"Fibro fog" is the name commonly given to the cognitive problems that can go along with Reference fibromyalgia syndrome and Reference chronic fatigue syndrome. These problems with concentration and memory can lead to confusion, losing your train of thought, or forgetting or mixing up words or details.
You can take steps to manage fibro fog. Try some of the following tips:Reference 1
- Write it down. Making a note helps you get a thought more firmly in your mind. You might want to keep a calendar or notebook with you so you can write things down while you're thinking of them.
- Get treated. Other symptoms that commonly go along with fibromyalgia—including depression, pain, and lack of sleep—can also make it harder to concentrate and remember. Medical treatment for these other problems may also help your memory.
- Stay active—mind and body. Keep your mind working by doing puzzles, reading, or seeing a play to get yourself thinking. Moderate physical activity can increase your energy and help clear the fibro fog. Talk with your doctor or physical therapist about an exercise program that is right for you.
- Find ways to help you focus. Try breaking tasks up into small steps. Don't take on more than you can comfortably manage, so you're not trying to do too much at once. When you do start a task, avoid distractions that can keep you from concentrating. A loud radio or TV, or trying to work where other people are talking, can make it hard for you to focus on what you're doing. Try working in a quiet place when you are trying to concentrate or remember, so you can give the task your full attention.
Information on fibro fog is just one part of a fibromyalgia workbook called The Good Living With Fibromyalgia Workbook from the Arthritis Foundation. You can order the book from the Arthritis Foundation or through bookstores.
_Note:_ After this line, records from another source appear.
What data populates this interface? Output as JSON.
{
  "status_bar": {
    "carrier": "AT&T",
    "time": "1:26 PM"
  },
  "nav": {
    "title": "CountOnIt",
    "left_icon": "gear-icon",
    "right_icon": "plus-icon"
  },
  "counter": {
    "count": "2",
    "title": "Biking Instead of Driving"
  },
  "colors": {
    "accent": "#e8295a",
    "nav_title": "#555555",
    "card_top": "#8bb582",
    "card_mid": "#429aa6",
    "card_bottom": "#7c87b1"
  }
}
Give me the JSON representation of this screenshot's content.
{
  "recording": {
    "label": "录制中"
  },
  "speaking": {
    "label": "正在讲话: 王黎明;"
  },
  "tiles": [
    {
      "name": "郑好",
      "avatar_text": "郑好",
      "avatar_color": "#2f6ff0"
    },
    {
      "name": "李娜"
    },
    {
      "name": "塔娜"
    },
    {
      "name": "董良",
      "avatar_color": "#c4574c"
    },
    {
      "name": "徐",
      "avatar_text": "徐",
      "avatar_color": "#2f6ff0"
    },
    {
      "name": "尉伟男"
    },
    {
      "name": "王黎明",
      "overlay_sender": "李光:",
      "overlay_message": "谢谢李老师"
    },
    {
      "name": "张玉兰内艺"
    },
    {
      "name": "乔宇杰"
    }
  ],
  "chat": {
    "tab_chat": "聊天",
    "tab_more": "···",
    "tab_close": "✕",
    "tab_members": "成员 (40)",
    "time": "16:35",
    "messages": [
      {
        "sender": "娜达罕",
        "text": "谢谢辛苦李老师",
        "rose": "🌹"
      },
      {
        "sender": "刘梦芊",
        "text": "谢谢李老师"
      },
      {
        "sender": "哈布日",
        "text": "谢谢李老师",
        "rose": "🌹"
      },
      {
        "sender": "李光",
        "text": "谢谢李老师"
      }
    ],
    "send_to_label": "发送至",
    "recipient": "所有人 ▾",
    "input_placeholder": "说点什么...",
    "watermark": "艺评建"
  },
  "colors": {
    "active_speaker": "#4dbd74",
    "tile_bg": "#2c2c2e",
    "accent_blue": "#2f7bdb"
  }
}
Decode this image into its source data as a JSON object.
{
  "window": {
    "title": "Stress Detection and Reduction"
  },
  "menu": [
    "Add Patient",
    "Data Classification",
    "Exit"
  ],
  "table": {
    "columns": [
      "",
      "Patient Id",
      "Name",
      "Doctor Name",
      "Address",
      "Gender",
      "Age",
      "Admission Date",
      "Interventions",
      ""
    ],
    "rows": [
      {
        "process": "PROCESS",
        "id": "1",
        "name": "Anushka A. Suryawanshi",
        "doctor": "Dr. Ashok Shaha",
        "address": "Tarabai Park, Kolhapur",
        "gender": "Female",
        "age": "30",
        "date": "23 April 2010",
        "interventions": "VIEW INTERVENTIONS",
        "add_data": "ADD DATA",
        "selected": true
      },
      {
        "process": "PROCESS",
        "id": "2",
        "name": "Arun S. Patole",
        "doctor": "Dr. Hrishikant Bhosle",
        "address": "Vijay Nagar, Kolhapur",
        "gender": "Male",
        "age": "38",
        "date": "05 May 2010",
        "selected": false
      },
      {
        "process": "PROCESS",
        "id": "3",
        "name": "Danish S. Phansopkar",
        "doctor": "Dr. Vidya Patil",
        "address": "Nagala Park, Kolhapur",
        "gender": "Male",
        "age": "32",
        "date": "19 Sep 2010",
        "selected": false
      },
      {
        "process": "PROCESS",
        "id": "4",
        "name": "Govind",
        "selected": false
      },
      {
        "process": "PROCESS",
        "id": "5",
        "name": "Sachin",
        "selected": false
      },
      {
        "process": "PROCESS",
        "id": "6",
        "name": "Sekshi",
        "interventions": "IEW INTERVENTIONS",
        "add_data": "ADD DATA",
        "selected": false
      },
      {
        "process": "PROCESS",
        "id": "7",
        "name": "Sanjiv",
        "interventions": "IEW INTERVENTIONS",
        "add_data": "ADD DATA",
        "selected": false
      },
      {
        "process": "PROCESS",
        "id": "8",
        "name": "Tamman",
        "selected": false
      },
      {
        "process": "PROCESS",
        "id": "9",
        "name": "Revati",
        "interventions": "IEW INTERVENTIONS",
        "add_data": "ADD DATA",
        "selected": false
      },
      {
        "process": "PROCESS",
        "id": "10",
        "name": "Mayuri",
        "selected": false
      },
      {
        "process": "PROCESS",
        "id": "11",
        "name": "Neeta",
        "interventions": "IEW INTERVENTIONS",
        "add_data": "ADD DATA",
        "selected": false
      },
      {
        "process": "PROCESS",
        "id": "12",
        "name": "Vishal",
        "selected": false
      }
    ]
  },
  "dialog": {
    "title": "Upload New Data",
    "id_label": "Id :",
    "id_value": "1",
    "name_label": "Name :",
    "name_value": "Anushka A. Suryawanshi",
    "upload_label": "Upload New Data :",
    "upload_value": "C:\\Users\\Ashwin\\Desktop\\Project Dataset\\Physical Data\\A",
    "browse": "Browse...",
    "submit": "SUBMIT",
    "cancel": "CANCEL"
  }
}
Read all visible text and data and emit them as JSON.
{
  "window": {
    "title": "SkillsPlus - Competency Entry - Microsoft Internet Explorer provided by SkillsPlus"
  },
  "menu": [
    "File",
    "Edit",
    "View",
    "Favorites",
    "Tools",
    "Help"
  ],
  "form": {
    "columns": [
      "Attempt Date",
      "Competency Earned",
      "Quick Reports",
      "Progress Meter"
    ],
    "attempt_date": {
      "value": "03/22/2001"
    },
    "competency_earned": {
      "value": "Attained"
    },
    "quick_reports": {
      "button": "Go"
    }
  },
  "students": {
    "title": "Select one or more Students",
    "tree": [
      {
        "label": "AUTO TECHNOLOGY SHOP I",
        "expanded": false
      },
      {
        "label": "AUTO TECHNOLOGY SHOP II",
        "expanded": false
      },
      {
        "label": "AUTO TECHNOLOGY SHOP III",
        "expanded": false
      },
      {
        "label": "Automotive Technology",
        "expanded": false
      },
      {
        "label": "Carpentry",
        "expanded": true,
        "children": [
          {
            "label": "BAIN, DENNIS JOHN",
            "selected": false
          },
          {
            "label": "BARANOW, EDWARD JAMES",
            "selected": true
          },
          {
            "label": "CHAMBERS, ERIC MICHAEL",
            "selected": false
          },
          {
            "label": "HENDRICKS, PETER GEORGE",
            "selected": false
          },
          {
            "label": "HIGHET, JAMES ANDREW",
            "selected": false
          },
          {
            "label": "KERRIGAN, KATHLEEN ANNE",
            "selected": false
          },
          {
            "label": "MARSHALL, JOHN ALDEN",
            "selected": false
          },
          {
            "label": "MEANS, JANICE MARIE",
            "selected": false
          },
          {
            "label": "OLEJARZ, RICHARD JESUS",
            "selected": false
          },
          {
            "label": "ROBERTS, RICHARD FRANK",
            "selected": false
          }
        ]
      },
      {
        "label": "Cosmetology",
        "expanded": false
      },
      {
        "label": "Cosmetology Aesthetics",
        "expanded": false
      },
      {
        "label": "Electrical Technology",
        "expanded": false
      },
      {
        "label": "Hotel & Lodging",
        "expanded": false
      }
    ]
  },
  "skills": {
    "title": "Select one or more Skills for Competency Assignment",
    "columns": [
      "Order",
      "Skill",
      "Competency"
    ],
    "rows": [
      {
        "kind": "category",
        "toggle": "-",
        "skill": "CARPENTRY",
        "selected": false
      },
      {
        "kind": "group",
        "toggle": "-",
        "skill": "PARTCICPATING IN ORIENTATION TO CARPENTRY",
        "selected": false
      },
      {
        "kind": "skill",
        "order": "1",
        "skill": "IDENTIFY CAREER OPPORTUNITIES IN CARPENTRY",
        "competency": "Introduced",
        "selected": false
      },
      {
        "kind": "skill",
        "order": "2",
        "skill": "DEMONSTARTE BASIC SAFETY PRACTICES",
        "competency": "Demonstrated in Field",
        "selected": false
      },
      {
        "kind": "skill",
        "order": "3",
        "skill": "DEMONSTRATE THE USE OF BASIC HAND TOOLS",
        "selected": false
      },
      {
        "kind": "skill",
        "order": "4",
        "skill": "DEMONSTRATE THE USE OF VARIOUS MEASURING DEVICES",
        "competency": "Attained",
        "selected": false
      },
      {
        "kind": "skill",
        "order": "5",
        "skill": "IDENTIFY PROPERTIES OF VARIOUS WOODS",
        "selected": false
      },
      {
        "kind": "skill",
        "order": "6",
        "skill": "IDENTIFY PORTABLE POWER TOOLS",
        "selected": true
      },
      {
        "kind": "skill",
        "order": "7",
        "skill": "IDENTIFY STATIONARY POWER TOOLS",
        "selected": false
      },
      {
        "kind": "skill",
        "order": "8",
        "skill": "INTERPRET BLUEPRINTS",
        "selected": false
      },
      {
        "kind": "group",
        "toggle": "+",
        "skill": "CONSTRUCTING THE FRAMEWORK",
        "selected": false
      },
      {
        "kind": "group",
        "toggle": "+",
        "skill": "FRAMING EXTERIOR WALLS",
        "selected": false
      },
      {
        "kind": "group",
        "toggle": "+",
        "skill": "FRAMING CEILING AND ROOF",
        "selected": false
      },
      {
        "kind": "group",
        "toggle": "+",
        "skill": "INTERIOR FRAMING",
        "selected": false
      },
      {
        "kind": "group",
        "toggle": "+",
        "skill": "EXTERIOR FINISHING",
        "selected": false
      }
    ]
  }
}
|By:||Reference Healthwise Staff||Last Revised: Reference October 20, 2011|
|Medical Review:||Reference Anne C. Poinier, MD - Internal Medicine
Reference Karin M. Lindholm, DO - Neurology